If a line below contains the word "usage", count it. Please give the total and nothing else.

======== Provided data ========

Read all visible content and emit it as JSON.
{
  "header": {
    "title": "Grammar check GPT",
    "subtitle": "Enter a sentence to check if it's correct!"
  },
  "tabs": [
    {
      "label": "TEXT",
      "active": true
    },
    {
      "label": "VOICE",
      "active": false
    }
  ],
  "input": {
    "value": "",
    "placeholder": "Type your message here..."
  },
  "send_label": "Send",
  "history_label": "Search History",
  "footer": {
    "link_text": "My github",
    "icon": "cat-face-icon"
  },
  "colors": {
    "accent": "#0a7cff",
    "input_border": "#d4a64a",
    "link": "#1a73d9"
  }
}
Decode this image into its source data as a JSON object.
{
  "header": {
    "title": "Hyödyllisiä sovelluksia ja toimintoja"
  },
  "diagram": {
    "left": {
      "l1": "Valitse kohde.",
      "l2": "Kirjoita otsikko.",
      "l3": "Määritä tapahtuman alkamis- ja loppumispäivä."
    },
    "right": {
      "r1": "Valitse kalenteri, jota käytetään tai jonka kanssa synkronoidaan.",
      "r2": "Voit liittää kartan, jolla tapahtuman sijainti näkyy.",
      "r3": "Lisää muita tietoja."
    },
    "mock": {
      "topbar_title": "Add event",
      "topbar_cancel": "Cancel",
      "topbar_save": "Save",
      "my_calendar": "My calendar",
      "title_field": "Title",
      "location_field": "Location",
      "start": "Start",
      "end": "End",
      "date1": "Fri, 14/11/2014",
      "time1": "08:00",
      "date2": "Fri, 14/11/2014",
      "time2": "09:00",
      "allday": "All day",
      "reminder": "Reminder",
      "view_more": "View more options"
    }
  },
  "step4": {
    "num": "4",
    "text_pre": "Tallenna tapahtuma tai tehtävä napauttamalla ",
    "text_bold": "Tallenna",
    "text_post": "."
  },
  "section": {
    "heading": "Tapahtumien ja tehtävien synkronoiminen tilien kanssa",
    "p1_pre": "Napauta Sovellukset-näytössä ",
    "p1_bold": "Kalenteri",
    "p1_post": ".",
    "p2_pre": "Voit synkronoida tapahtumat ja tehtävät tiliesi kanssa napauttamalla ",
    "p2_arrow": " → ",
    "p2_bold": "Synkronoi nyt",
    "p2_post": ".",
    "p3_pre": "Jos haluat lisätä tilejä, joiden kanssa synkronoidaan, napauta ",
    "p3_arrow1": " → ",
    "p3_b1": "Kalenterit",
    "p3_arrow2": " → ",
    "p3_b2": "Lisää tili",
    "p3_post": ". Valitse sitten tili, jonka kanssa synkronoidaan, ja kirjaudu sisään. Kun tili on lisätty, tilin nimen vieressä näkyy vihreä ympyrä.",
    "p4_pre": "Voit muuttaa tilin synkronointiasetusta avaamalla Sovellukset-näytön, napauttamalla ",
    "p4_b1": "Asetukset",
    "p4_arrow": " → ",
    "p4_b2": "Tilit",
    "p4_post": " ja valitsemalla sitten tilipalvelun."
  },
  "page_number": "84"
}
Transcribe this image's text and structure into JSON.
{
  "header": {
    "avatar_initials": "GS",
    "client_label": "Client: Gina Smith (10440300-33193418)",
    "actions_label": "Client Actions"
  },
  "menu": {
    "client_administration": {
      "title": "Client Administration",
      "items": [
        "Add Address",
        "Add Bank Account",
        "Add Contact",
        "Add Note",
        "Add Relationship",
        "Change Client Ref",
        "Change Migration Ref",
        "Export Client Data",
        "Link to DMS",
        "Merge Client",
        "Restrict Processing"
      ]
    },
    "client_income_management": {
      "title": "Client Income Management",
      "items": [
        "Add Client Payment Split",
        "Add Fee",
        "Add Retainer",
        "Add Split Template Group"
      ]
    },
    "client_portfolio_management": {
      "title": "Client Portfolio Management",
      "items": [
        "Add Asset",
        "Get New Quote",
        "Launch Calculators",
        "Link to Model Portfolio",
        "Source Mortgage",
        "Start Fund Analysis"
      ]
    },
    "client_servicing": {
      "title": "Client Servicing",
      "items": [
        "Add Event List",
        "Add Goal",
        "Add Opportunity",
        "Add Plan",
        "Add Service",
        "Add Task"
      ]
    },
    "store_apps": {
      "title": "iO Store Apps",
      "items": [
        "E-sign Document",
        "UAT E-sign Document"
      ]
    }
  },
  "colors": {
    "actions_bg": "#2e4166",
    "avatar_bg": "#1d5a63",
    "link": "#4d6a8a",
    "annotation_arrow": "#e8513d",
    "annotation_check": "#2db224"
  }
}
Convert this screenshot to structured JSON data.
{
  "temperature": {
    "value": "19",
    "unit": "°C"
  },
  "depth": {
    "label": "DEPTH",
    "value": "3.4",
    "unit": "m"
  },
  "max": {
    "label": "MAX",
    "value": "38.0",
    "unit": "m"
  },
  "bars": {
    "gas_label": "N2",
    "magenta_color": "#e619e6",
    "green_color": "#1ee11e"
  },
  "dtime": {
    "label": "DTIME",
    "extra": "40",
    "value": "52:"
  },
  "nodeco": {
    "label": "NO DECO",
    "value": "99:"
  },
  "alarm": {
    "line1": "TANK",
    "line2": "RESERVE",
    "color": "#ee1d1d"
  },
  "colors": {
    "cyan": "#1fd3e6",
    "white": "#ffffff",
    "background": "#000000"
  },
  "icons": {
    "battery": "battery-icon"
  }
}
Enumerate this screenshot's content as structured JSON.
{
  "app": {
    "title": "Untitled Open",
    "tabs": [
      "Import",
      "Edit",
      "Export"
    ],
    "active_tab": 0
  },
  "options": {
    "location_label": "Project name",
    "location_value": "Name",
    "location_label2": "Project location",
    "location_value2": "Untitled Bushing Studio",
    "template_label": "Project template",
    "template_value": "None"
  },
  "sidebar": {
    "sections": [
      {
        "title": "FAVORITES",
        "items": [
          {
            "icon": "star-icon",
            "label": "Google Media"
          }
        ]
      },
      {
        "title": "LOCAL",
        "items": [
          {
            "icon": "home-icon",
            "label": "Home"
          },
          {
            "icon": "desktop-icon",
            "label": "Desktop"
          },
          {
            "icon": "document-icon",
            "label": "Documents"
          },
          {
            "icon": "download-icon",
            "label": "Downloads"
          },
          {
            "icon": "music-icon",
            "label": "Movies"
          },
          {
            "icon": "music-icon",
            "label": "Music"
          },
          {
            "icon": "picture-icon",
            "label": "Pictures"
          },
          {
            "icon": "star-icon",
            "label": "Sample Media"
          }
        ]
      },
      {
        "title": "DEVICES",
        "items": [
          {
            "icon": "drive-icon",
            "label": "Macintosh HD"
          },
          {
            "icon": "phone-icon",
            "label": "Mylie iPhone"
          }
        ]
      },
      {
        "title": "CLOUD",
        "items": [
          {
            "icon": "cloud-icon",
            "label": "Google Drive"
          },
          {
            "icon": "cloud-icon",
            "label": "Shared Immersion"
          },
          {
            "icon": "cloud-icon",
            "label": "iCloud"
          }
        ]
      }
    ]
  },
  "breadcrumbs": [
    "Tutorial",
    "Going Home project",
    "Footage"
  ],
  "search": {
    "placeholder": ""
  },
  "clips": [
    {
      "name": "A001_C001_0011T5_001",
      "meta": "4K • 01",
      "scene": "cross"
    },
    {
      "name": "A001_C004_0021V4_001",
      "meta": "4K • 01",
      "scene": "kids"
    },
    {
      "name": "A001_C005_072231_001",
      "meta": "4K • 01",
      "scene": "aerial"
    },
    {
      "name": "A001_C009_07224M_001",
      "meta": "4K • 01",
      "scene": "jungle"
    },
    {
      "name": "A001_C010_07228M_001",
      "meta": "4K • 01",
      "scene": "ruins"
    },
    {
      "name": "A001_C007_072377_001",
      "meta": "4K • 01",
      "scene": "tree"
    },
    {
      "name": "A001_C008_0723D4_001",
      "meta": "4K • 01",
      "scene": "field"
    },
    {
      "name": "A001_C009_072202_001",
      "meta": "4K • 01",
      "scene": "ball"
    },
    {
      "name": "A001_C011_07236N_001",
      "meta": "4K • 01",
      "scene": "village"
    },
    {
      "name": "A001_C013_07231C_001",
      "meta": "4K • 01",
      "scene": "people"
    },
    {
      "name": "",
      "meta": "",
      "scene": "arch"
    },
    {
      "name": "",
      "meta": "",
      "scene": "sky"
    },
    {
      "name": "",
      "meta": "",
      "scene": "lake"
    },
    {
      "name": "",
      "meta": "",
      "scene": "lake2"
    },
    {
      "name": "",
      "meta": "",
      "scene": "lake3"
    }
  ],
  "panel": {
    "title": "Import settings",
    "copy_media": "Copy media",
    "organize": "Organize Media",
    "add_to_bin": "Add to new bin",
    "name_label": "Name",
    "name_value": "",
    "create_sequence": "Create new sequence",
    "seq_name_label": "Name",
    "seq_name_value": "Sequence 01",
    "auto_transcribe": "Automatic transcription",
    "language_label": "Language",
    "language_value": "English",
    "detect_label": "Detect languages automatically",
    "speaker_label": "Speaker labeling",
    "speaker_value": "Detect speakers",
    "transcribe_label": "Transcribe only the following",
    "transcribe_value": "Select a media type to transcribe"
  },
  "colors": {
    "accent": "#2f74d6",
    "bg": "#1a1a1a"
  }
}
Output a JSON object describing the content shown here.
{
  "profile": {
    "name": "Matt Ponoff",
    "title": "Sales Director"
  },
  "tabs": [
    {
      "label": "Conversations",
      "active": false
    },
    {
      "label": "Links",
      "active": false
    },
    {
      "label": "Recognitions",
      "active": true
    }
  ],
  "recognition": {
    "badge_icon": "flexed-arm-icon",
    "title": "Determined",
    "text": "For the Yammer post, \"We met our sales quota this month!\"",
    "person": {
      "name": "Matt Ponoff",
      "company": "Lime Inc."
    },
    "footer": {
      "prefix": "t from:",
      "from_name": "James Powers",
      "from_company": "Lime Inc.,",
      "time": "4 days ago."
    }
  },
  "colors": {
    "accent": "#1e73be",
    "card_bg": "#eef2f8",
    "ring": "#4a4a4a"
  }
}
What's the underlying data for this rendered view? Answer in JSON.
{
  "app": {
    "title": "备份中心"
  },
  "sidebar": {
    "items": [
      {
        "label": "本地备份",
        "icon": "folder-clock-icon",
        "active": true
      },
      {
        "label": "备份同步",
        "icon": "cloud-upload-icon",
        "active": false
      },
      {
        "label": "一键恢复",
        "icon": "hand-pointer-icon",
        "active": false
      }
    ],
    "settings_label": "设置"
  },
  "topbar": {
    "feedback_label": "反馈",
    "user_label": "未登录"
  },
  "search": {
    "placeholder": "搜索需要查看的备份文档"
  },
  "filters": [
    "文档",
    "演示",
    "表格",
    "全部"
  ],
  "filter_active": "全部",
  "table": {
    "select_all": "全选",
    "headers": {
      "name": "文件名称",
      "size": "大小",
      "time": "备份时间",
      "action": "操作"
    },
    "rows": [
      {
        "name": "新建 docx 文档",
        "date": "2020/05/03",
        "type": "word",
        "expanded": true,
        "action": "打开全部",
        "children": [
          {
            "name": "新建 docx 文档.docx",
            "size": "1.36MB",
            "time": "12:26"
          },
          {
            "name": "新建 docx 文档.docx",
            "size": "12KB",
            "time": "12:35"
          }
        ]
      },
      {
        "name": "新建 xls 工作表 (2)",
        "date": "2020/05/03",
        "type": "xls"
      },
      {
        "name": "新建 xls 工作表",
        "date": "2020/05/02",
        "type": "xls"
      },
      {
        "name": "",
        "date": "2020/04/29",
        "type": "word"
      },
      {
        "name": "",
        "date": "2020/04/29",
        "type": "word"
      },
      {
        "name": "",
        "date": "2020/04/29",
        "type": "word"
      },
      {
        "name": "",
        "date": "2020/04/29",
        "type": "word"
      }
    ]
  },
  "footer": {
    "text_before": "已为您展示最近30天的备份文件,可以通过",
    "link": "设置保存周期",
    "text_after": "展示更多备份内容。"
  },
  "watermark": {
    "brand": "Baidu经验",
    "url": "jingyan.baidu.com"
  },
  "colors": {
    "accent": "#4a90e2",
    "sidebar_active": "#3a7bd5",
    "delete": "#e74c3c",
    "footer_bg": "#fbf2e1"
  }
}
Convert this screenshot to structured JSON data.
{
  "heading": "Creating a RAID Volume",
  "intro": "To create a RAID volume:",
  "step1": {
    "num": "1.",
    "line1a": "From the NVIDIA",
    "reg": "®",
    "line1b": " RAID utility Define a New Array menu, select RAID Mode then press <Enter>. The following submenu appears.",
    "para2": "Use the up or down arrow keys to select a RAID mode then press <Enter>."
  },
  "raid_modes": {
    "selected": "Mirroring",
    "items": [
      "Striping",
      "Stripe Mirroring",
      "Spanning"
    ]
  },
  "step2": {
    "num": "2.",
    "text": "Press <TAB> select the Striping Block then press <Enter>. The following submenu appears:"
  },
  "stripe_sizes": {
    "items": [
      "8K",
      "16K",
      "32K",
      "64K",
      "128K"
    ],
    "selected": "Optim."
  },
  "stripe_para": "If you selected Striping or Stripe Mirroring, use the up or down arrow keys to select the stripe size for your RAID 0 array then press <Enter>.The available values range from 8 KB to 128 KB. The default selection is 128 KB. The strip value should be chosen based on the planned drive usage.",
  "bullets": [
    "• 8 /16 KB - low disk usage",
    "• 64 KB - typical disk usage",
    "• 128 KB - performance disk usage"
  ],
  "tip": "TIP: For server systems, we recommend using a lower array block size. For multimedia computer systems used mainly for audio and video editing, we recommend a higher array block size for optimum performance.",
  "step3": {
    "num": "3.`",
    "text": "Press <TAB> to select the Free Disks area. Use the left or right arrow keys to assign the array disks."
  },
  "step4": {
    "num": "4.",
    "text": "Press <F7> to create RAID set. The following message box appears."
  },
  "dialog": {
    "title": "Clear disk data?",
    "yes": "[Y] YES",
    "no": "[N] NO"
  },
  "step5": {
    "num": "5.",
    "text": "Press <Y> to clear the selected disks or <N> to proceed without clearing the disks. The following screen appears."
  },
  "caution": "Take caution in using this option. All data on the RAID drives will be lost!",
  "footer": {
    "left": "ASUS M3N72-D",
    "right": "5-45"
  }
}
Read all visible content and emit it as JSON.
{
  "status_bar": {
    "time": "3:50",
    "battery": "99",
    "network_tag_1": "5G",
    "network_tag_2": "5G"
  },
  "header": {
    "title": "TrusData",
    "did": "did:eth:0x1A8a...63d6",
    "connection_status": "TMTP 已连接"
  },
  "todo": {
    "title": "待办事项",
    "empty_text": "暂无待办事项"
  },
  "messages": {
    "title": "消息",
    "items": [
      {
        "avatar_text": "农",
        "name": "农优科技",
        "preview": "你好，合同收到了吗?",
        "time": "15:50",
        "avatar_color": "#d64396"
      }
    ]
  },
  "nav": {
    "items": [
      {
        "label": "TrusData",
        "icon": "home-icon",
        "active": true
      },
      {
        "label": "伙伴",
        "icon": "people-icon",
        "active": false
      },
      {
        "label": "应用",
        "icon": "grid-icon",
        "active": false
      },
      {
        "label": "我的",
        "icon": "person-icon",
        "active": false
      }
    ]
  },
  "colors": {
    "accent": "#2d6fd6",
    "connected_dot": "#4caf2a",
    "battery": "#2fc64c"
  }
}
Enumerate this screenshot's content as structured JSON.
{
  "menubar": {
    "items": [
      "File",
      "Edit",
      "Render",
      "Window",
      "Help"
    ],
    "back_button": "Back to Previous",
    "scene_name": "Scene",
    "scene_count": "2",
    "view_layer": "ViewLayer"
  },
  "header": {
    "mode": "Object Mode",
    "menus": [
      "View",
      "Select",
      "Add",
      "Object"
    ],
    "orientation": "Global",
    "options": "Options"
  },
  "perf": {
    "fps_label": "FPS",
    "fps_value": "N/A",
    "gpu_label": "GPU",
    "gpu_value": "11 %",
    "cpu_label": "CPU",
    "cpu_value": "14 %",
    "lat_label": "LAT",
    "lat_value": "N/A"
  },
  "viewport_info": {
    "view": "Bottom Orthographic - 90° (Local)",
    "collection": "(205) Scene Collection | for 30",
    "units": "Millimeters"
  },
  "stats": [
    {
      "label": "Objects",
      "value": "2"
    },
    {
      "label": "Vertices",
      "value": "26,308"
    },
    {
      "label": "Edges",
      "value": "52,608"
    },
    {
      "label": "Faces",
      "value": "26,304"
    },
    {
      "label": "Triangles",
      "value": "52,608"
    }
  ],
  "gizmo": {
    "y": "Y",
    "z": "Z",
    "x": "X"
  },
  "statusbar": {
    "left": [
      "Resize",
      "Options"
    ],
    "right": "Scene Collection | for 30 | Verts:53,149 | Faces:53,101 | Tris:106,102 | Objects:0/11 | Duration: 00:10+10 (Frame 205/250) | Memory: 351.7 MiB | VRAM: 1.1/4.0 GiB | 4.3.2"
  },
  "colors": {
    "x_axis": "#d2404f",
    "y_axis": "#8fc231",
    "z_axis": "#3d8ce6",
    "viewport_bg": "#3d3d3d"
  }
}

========

▶ _Result_: 4